To a stirred mixture of 4360 g of resorcinol, 310 g of p-cumylphenol and 100 mL of triethylamine in 29 L of methylene chloride and 4.6 L of water, was added a solution of 7309 g of a 50/50 mixture of iso- and terephthaloyl chloride in 13.6 kg of methylene chloride at about 525 mL/minute. Concurrently, 50% sodium hydroxide was added at about 112 ml/minute to maintain the pH between 4 and 7. After the acid chloride addition was complete, the caustic addition was slowly added until a stable pH of 7.5 to 8.5 was obtained. Then the mixture was stirred for about 10 min. ((The hydroxy-terminated polyarylate ITR molecular weight was about 12,000 g/mol by GPC calibrated with PC standards). To the solution of the hydroxy-terminated polyarylate ITR oligomer was then added 1068 g of BPA, 24 L of water and 4 L of methylene chloride. Phosgene (1350 gms) was then added via a dip tube while the pH was maintained at about 8.5 to 10.5 with 50% caustic. When essentially all of the phosgene had been consumed the organic phase was separated from the brine layer, washed with dilute hydrochloric acid, and with water in a liquid-liquid centrifuge. The polymer was isolated by steam precipitation and dried in a fluidized bed dryer. The ITR-BPA block copolymer was shown by 1H-NMR to be comprised of “ITR”, “RSCO” and “BPACO” structural units. The NMR results were in agreement with the calculated molar ratio of 82/8/10 ITR/RSCO/BPACO. The ITR-BPA block copolymer had a molecular weight of 26,000 g/mol.

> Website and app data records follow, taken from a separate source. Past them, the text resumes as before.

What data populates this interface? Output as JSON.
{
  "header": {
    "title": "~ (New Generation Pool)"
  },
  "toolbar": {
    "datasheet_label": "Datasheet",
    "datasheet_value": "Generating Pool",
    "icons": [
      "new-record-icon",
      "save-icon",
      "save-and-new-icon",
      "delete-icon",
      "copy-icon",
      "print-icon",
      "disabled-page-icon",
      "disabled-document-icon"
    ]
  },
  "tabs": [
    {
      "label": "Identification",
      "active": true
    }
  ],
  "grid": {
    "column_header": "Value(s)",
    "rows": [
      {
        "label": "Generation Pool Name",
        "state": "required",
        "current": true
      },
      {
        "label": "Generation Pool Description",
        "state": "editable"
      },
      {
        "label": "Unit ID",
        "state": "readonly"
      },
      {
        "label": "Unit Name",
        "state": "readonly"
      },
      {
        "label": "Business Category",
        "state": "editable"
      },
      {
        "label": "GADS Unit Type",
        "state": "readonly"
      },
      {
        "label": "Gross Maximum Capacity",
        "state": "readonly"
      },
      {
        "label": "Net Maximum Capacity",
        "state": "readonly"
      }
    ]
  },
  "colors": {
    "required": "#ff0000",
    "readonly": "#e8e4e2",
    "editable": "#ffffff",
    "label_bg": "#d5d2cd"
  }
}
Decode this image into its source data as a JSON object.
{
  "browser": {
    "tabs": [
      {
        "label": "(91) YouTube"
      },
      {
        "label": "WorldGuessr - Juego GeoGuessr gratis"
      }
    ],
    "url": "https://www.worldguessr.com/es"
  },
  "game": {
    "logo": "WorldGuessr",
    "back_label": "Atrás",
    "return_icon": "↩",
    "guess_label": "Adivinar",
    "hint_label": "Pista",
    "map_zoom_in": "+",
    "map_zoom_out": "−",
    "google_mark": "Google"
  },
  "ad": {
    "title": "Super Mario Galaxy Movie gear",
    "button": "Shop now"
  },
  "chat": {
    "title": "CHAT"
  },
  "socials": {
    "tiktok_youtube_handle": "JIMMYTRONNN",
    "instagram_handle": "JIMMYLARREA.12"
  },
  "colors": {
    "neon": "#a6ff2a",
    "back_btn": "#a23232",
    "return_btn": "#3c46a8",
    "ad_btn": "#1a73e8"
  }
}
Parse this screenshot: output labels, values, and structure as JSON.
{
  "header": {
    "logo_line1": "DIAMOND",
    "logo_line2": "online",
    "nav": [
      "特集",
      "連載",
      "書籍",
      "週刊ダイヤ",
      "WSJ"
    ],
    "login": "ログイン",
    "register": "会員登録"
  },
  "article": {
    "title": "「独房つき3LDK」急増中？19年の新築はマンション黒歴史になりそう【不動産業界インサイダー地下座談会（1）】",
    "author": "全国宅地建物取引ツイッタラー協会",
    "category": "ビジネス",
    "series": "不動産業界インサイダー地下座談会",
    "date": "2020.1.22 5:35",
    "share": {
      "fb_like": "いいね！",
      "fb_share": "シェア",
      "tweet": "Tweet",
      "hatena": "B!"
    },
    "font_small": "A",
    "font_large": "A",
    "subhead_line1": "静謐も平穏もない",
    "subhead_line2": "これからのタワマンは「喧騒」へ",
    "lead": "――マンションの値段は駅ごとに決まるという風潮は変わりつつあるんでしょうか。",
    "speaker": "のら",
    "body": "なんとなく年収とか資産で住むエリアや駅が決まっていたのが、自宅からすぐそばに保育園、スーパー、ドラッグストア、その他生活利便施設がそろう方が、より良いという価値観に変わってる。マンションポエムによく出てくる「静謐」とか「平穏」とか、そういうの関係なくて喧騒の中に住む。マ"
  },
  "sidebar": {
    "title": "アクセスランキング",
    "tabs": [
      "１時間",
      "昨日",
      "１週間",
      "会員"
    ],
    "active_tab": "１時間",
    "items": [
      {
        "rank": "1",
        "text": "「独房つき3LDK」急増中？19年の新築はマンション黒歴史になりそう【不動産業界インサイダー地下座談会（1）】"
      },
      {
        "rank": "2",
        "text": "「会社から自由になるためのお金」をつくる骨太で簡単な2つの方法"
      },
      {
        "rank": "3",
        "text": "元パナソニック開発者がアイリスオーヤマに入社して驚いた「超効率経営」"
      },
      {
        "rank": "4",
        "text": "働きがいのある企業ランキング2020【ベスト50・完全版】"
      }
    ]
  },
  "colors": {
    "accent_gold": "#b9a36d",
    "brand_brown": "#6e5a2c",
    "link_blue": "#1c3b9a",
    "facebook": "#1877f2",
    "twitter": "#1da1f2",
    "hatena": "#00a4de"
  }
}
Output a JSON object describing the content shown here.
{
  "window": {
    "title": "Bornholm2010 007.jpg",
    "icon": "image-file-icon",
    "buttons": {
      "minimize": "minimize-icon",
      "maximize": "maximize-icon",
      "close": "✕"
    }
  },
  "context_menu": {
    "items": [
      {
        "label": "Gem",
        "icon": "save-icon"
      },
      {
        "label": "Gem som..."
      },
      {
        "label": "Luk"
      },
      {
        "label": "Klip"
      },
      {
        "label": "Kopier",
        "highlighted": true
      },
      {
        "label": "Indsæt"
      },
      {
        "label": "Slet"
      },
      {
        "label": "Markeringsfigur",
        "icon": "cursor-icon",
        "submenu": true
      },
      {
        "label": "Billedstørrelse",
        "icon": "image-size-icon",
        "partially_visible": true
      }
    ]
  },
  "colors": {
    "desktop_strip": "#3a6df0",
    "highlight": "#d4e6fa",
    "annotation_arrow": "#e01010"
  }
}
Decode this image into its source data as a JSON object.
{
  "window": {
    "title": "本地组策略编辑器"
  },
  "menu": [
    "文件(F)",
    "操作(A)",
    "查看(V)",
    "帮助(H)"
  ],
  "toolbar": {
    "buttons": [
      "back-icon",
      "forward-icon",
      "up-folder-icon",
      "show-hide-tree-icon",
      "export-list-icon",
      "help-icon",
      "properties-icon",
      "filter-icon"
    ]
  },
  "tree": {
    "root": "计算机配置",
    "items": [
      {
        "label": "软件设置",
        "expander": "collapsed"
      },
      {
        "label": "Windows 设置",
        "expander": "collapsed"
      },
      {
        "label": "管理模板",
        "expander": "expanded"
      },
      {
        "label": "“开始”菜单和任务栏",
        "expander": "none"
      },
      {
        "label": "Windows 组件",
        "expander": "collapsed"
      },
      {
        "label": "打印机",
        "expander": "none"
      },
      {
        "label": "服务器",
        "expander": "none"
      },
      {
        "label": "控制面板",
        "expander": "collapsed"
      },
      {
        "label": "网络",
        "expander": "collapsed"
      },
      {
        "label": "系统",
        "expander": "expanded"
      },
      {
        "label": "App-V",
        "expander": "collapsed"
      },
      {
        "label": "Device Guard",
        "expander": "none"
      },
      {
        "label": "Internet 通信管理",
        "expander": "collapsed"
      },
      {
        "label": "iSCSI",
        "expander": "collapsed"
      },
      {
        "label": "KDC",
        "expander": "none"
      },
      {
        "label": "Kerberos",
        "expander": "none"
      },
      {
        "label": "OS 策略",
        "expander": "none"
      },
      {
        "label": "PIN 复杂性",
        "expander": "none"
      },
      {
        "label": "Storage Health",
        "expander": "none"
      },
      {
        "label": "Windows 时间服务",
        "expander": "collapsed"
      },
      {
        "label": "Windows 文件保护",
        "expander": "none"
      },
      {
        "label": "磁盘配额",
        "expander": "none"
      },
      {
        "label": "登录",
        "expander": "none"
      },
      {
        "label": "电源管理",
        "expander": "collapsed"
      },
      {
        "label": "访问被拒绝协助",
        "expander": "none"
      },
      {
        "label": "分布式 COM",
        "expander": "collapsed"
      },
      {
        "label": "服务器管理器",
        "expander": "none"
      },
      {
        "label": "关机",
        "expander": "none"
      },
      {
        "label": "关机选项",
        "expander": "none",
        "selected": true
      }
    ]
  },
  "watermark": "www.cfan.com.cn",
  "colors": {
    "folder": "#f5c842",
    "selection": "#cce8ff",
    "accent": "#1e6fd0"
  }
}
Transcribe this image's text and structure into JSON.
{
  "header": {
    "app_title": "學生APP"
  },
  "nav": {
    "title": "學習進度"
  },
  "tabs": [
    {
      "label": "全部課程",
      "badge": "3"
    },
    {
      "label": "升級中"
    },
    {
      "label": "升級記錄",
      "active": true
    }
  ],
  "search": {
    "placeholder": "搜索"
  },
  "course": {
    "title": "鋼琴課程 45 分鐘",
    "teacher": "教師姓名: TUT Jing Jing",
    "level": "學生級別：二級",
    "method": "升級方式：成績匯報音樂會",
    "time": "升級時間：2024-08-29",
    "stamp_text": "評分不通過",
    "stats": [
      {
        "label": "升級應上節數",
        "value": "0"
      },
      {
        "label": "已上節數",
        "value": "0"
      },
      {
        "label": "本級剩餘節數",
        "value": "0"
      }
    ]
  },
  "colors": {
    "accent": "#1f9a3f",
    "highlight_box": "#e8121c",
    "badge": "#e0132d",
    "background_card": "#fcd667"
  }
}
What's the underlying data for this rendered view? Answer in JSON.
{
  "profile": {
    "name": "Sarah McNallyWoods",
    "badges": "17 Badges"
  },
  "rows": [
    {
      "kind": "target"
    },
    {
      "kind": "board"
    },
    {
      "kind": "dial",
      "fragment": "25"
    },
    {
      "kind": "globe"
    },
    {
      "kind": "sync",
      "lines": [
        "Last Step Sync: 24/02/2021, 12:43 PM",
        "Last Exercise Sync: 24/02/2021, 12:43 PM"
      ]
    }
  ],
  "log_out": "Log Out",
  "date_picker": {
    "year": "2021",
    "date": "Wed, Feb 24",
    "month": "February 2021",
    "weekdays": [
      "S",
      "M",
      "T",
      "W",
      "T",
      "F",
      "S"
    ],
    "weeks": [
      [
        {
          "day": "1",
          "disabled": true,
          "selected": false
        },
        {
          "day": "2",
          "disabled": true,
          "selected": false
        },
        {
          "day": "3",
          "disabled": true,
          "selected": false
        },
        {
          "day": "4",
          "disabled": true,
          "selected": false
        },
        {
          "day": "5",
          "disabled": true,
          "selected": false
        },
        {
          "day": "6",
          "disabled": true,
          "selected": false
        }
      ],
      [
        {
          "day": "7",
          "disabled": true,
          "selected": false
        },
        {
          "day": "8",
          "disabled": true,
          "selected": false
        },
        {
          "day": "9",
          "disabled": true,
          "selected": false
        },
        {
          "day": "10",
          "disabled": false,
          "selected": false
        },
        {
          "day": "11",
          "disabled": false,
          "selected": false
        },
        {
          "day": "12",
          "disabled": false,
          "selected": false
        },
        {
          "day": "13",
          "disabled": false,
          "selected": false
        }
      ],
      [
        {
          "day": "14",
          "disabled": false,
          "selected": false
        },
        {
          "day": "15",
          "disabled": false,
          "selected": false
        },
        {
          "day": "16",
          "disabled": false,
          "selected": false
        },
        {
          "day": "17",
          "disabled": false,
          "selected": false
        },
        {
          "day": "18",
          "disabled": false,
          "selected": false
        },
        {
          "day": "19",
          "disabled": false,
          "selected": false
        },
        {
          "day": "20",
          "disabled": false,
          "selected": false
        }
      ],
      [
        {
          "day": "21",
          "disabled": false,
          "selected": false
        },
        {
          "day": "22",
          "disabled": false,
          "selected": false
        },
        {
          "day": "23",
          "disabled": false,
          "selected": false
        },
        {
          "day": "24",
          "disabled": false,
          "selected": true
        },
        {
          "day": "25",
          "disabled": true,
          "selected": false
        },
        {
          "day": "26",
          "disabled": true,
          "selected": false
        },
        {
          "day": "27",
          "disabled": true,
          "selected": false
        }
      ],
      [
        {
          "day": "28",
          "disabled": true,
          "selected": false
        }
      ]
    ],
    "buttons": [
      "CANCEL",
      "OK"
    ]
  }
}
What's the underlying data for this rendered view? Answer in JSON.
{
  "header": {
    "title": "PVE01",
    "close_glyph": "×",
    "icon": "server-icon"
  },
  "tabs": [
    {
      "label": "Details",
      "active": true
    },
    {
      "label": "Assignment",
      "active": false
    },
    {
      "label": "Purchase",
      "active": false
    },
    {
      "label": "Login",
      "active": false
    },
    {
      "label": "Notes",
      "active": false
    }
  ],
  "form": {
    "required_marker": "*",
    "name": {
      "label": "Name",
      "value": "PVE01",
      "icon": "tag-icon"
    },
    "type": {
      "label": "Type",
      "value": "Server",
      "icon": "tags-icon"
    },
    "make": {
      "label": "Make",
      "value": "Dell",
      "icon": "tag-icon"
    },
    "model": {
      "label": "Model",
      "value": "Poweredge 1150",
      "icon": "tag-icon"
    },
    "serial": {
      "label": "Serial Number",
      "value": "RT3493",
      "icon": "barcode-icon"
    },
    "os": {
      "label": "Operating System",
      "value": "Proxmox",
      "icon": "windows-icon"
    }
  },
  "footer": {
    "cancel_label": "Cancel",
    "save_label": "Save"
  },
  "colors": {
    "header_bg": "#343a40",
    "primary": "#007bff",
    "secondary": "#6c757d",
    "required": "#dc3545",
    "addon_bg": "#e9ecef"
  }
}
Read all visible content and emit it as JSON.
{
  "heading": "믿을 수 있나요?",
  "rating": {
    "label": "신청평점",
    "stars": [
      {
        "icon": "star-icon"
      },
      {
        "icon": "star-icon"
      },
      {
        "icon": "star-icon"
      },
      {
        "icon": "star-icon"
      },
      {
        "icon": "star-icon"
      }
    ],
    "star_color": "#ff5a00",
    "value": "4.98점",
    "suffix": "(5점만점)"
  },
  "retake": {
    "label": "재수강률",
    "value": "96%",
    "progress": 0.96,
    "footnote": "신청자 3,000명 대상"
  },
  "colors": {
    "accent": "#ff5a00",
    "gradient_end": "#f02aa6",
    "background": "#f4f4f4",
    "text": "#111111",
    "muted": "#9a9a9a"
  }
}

Preparation of blends: A 50:50 mixture of the 82/8/10 ITR/RSCO/BPACO ITR-BPA block copolymer prepared above and an ITR-BPA block copolymer with a composition of 51/15/34 ITR/RSCO/BPACO was mixed in a paint shaker with 0.03 weight percent of Doverphos S9228. The powder mixture was then molded into 2×3×0.125 inch color chips on a 85 ton molding machine with a barrel temperature of 600° F. and a mold temperature of 180° F. Results are tabulated in Table 3 below.
In these examples resin 1, an ITR resin was blended with resin 2, another ITR Resin. Results are tabulated in Table 3 below.
The results in Table 3 illustrate that optimal transparency is achieved when the difference in polyarylate structural unit content (See tabulated values under the headings “Composition of Resin 1” and “Composition of Resin 2” and subheading “ITR”) is less than about 40 mole percent as indicated in the column under the heading “Difference in ITR”. The variation in the clarity of the blend is shown to depend on the difference in ITR content in Resin 1 and Resin 2 and also shows the dependency of the clarity on the block lengths of the hydroxy-terminated polyarylate intermediates used in the preparation of the copolyestercarbonates comprising Resins 1 and 2.
This example further illustrates how the ITR block length (block molecular weight) may be varied in order to optimize the optical properties of transparent polymer blends.
A 50/50 weight percent blend of two ITR copolymers was made in which the first copolymer had an ITR content of 51% and the second had an ITR content of 81%. The difference in ITR content of the two ITR copolymers was about 30%. The first copolymer with an ITR content of 51% had an ITR block molecular weight of about 5000 g/mol. The second resin had an ITR copolymer content of about 81% and an ITR block molecular weight of about 12,000 g/mol. The powders were dry blended with 0.03 percent of Doverphos-S9228 and molded as described as above into 2×3×0.125 inch chips. The chips were transparent before and after annealing.
These examples provide additional compositions prepared in accordance with this invention. Table 4 provides the components used in the composition and Table 5 provides the mechanical properties of the compositions.
These examples provide colored compositions prepared in accordance with the present invention. The components used in the composition and the gloss retention data are provided in Table 6 below. Gloss was measured on test parts molded from the polymer compositions using a BYK-GARDNER MICRO TRI GLOSSMETER.
The invention has been described in detail with particular reference to preferred embodiments thereof, but it will be understood by those skilled in the art that variations and modifications can be effected within the spirit and scope of the invention.